  11. Family Formation: Housing Constraints In MENA, housing costs are high at 8 times average annual income—about 3 in the US. There are few instruments to leverage future earnings. High upfront costs of renting Source: World Bank -IMF 2005 Source: Salehi-Isfahani and Egel 2007

  12. Institutions and Youth Exclusion Why are today’s youth “in waiting”? Previous generations benefited from free education, public sector job guarantees But for those born in the 1980s and later, these institutions are no longer working. Demographic pressures have strained public sector employment and education systems. Even if these institutions could accommodate the youth bulge, they are not well suited in a world where innovation and entrepreneurship are the drivers of economic growth.

  13. Institutions and Youth Exclusion in the Middle East How Institutions Effect Youth Exclusion in the MENA Region

  14. A new reform agenda Suggested Policy Proposals for Youth Inclusion • Reform university admission policies • Reform public sector hiring practices • Invest in scaled-up volunteerism and learning programs • Develop local mechanisms/institutions for support and recognition of innovation on the grassroots level (social entrepreneurship) • Raise value of informal work • Provide social protection instead of job protection for workers

  15. Policy Solutions for the Youth Challenge in MENA • Reforms of the institutional environment: Increase: • incentives to invest in skills instead of diplomas. • incentives to search for careers instead of permanent jobs. • incentives to build creditworthiness.

  16. Searching for careers: • Using the informal sector more effectively • Documenting informal work • Social Entrepreneurship. • Social entrepreneurs utilize good business practices – innovation, financial sustainability, and efficiency – to fill market gaps and failures. • In the right environment, these solutions are tested and adopted by established institutions, creating long-term and scaled up benefits. • By empowering young people to identify market opportunities in solving pressing social challenges, social entrepreneurship can also play an important role in changing mindsets.

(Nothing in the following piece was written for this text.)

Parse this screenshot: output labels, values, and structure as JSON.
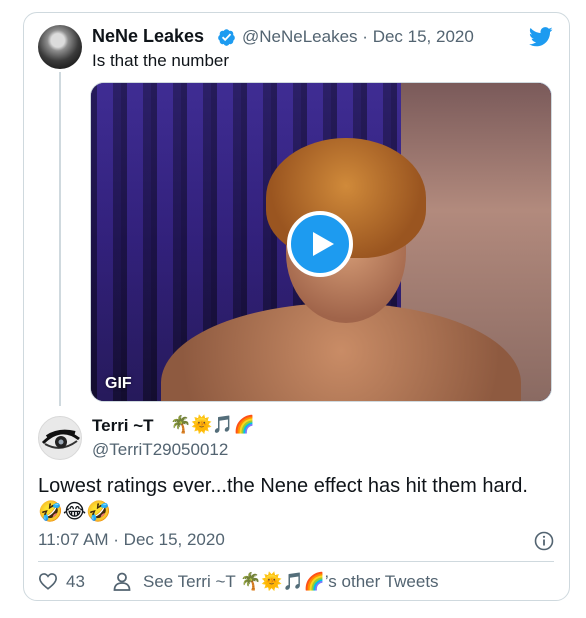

  17. Thank you! Middle East Youth Initiative www.shababinclusion.org Dubai School of Government www.dsg.ae Wolfensohn Center for Development – Brookings www.brookings.edu/wolfensohn.aspx